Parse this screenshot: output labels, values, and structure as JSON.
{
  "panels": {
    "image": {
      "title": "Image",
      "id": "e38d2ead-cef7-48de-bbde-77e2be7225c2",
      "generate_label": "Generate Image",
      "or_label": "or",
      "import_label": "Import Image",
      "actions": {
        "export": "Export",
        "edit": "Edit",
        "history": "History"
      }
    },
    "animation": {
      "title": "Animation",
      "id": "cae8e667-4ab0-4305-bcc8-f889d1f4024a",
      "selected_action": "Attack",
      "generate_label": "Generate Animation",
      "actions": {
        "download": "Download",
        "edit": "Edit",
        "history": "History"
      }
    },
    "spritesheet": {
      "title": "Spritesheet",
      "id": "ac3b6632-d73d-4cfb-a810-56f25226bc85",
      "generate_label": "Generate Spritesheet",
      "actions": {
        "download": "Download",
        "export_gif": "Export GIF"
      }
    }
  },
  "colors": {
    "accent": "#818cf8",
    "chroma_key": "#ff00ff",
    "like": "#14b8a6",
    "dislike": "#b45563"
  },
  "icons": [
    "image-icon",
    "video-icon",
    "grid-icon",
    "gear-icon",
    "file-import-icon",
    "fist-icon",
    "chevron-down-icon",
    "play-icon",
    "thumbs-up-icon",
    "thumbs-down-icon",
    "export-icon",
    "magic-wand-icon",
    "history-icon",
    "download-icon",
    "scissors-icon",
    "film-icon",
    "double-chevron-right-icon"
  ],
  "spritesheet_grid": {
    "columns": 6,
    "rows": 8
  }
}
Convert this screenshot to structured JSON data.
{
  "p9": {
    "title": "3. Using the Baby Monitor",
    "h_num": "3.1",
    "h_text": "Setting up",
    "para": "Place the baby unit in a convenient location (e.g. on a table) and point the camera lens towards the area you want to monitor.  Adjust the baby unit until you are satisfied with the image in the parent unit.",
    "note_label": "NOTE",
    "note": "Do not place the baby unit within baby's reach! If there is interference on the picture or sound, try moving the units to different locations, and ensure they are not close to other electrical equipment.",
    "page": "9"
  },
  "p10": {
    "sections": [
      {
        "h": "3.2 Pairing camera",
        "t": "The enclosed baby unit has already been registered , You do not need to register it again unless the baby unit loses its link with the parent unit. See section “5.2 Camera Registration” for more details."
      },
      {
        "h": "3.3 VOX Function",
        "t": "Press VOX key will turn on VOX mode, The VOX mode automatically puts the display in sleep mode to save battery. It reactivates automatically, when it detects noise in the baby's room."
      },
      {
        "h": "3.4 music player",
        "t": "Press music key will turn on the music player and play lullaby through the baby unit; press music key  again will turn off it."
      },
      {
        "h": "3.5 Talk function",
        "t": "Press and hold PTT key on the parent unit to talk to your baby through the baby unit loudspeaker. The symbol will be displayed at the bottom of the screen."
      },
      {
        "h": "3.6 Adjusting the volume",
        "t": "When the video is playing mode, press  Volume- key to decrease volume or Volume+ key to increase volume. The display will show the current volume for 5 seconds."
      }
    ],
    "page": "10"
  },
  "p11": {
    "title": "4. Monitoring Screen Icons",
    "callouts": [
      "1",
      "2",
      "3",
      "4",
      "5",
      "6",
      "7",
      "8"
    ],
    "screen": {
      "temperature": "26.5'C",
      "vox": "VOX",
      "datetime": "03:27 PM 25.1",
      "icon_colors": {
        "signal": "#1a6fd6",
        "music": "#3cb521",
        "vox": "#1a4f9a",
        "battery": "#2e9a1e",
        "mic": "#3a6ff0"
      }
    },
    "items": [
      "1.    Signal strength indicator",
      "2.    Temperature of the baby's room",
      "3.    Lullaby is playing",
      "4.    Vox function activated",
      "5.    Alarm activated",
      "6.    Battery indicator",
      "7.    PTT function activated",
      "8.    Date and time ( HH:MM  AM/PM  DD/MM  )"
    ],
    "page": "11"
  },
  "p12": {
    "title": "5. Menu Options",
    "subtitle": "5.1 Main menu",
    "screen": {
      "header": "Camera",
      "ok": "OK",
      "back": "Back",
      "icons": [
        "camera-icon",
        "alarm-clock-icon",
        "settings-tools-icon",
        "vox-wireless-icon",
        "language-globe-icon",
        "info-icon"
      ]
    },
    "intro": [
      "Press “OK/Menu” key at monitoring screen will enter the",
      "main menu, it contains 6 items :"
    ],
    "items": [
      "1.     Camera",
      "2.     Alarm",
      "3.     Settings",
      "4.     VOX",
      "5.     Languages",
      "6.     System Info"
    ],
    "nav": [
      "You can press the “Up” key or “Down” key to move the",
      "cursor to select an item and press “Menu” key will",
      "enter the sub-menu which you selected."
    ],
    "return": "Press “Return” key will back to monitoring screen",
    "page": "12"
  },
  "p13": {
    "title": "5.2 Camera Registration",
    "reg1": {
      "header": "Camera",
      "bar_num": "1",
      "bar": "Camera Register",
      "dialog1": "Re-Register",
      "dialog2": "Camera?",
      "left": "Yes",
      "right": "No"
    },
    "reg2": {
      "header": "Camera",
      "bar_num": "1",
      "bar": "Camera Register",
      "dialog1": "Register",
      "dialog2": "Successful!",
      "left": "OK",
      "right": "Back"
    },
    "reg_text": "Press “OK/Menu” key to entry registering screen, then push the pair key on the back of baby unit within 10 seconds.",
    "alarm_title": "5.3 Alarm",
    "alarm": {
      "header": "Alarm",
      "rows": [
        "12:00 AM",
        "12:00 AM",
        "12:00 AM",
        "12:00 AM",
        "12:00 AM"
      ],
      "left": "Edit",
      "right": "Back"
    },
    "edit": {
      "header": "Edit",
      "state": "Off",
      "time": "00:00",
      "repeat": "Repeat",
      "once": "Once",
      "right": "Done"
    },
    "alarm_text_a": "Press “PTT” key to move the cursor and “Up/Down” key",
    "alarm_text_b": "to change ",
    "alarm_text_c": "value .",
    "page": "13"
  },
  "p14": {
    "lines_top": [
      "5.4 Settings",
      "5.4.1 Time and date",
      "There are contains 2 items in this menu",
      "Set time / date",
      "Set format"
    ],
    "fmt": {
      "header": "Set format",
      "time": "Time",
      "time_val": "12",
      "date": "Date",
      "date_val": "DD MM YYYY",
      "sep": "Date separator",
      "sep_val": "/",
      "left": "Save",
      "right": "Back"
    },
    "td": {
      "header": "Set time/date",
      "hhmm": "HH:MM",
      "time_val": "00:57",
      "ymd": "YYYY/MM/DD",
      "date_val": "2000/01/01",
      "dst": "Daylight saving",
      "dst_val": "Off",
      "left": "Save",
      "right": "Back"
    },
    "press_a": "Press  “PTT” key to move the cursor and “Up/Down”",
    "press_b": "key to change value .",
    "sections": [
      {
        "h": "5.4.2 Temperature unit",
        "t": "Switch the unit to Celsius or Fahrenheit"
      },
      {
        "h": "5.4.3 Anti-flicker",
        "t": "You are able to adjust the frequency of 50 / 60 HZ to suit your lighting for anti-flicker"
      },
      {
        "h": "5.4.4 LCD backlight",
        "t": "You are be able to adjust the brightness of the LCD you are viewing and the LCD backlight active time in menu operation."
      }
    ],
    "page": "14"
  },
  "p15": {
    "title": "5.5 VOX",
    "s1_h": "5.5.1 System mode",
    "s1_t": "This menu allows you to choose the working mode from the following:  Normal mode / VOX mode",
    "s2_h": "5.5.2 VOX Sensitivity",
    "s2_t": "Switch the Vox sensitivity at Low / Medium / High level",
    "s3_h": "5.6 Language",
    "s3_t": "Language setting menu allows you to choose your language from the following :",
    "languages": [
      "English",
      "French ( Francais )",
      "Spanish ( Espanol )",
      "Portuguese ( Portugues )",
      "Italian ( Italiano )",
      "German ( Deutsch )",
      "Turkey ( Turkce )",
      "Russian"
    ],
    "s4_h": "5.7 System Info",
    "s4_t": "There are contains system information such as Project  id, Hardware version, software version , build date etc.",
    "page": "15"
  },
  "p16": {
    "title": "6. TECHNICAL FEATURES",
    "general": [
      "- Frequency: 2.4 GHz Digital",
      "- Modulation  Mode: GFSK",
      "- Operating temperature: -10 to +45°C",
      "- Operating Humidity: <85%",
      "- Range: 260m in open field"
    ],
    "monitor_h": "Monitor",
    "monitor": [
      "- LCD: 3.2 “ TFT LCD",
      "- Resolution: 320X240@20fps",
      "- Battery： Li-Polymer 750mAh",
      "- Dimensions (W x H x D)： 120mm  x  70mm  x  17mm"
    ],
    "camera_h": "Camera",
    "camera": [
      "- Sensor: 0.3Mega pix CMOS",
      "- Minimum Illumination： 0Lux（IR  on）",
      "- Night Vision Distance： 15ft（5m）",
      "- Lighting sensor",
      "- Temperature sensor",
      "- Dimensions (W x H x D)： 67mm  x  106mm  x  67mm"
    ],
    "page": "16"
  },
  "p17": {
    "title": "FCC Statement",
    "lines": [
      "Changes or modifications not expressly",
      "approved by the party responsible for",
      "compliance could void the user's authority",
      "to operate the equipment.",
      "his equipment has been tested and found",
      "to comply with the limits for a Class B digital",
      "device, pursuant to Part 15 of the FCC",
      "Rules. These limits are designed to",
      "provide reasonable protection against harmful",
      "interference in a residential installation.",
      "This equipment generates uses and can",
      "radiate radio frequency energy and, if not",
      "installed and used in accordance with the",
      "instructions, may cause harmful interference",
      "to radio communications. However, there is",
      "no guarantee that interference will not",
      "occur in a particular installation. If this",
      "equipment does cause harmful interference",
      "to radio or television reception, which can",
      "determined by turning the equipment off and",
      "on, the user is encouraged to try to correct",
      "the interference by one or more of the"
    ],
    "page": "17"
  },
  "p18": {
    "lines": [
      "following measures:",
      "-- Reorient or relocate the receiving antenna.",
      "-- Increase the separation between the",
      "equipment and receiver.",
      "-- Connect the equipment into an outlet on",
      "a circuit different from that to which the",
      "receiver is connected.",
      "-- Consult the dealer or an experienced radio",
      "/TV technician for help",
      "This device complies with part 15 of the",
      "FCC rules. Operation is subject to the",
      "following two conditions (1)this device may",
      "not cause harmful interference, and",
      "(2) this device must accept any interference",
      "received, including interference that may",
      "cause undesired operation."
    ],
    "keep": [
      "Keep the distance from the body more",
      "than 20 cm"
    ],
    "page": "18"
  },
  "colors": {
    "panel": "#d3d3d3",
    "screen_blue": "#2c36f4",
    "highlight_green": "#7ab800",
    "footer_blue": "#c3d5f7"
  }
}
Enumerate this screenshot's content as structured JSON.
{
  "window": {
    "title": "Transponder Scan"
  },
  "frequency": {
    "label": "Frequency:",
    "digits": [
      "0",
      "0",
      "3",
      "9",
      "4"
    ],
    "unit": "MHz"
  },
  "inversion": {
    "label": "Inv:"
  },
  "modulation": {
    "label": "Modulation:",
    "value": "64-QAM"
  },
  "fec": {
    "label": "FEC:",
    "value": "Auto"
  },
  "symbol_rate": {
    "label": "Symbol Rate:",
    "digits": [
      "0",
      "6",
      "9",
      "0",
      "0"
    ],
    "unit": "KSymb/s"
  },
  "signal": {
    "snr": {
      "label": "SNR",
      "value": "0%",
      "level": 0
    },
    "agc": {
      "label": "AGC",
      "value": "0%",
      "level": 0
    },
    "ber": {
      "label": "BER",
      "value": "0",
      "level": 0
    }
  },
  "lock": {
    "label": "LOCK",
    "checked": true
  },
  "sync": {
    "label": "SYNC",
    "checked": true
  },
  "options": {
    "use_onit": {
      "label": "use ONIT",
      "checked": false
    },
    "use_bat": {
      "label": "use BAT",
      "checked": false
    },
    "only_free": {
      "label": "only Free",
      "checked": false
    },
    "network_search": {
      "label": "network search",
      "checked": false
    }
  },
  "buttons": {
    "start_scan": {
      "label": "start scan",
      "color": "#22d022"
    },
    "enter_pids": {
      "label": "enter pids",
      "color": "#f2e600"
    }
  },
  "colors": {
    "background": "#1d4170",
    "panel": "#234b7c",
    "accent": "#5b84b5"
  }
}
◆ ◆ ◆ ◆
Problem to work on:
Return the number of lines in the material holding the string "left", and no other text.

Written answer:
5